» **Directions for this task**
Check each line of the data, and copy those where "content" appears.

» **The data**
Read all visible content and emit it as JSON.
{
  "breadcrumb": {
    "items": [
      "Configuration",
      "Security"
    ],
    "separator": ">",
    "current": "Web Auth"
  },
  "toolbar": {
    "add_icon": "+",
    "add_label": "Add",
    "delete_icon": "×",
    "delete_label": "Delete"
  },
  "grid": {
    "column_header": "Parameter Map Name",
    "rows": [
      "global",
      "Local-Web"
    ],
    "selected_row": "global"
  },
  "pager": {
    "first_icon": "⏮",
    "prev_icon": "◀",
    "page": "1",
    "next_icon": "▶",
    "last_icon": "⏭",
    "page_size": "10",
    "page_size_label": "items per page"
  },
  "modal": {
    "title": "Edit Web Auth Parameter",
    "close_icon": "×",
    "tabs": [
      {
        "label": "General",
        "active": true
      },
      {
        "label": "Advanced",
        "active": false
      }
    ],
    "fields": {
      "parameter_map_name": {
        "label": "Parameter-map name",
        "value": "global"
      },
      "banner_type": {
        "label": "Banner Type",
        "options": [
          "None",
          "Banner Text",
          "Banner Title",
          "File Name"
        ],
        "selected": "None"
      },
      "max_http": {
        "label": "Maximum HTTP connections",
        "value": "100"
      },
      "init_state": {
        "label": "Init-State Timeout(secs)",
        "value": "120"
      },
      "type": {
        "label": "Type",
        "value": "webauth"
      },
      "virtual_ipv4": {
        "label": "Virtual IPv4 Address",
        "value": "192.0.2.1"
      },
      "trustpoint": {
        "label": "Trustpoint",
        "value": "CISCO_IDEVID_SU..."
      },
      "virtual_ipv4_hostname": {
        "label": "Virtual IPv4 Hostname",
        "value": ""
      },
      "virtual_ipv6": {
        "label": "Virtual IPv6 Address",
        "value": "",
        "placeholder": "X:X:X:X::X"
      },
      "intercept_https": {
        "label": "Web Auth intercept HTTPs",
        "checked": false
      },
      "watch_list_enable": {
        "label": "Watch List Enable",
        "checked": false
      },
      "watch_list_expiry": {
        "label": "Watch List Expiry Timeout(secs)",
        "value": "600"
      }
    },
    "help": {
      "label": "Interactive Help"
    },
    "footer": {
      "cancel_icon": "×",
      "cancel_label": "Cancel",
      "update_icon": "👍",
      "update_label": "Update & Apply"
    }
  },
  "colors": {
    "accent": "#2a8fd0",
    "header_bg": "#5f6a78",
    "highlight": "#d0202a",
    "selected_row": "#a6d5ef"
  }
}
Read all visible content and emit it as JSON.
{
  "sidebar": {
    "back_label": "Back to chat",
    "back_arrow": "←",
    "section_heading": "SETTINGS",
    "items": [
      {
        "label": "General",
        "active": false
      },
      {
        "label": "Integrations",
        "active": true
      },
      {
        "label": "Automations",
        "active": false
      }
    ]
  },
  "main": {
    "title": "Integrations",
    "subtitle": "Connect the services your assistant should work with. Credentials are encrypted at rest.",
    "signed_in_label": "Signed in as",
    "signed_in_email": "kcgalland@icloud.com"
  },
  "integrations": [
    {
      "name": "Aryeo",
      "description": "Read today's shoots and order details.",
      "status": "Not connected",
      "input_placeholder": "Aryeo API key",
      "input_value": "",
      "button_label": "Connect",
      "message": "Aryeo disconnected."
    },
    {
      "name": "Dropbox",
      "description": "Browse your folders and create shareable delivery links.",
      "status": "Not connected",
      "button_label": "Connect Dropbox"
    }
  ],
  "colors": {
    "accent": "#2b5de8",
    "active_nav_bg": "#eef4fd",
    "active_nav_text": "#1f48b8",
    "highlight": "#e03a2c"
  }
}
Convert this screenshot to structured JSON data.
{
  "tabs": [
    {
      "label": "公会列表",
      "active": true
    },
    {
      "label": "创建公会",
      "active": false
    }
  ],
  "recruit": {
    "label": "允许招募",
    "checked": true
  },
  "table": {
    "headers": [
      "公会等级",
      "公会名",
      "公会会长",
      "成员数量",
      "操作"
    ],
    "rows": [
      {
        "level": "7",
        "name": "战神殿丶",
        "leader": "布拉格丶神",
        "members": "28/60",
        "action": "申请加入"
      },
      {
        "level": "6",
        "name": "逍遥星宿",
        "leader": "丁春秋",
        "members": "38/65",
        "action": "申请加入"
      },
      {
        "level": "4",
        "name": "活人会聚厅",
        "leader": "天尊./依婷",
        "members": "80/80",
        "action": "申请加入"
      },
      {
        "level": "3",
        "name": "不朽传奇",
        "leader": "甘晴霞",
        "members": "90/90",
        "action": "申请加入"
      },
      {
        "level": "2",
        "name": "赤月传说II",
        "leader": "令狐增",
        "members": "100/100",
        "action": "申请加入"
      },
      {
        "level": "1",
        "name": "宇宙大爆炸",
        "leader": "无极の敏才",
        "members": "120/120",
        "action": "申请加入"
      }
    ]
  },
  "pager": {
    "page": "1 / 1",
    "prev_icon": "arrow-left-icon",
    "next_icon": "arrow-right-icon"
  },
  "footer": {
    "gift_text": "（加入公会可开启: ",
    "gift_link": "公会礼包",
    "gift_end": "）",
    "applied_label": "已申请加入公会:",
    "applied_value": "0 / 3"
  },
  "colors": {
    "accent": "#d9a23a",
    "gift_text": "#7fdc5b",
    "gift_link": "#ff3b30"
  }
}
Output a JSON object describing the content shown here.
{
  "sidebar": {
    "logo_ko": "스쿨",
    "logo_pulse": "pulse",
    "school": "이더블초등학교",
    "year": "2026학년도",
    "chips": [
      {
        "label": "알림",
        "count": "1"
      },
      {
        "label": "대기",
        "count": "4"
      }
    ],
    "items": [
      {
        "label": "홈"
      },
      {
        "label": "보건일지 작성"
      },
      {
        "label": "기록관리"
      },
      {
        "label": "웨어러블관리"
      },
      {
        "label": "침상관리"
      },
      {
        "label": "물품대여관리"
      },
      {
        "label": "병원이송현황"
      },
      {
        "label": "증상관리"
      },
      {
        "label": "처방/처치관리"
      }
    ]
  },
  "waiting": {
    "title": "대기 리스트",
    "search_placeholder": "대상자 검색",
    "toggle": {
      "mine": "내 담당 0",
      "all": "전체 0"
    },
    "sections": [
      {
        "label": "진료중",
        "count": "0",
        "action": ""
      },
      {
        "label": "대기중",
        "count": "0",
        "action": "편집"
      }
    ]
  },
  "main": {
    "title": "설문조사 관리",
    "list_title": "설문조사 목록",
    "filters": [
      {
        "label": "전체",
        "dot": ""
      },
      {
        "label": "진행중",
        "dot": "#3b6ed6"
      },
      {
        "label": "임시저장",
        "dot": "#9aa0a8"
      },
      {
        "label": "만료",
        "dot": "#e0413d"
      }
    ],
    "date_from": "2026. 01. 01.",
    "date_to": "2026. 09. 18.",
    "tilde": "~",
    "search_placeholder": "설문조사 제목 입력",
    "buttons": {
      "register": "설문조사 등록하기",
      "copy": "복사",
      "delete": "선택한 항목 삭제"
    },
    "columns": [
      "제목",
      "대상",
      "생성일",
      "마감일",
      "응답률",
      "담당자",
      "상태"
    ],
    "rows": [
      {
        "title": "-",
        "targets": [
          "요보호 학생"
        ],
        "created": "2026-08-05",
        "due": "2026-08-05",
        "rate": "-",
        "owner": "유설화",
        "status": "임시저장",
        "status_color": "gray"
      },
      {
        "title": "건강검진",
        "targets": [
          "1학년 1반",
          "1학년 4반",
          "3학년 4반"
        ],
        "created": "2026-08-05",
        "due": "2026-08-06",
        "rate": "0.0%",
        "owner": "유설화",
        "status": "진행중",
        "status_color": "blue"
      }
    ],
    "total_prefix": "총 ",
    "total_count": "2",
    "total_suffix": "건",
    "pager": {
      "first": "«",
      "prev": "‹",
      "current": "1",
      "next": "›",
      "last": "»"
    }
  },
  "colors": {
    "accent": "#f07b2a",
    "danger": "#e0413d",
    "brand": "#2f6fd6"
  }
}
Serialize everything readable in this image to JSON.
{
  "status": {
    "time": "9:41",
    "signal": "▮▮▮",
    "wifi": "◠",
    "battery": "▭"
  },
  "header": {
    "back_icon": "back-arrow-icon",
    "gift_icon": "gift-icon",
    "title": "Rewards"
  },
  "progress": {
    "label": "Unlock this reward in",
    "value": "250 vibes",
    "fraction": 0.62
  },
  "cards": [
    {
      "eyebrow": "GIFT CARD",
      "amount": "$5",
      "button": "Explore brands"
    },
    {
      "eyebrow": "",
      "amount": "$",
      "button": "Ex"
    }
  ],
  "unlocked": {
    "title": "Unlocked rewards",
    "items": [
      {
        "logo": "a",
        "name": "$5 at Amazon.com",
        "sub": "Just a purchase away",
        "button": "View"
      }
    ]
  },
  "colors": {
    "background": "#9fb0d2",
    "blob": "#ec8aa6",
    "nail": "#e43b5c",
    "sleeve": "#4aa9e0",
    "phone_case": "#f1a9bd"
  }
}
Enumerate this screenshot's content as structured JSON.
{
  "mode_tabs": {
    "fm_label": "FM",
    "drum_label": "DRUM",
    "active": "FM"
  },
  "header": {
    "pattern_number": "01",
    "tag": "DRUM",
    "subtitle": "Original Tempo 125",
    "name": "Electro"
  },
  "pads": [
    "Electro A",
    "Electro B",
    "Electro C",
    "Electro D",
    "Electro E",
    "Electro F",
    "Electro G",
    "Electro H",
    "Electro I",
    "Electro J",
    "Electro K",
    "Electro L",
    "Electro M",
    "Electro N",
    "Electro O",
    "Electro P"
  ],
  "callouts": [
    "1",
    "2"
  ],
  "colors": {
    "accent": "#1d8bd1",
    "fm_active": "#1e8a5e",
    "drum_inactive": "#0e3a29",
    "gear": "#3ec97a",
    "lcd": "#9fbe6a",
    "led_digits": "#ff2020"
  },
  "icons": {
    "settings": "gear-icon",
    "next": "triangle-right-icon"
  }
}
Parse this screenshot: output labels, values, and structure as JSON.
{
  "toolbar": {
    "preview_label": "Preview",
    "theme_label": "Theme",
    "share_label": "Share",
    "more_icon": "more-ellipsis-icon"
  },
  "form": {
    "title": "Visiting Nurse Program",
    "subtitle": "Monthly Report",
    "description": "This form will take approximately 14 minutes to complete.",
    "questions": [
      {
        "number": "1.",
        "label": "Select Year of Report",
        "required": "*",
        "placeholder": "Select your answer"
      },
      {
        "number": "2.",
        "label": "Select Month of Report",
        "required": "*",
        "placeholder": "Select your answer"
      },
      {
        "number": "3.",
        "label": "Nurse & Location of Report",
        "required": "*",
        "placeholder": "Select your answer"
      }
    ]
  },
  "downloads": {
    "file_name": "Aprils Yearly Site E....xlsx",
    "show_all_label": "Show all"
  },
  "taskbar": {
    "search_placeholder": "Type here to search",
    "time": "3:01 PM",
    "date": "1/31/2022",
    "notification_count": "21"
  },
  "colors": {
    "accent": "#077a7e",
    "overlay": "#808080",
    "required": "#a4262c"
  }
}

» **Response**
Read all visible content and emit it as JSON.
Read all visible content and emit it as JSON.
Output a JSON object describing the content shown here.
Enumerate this screenshot's content as structured JSON.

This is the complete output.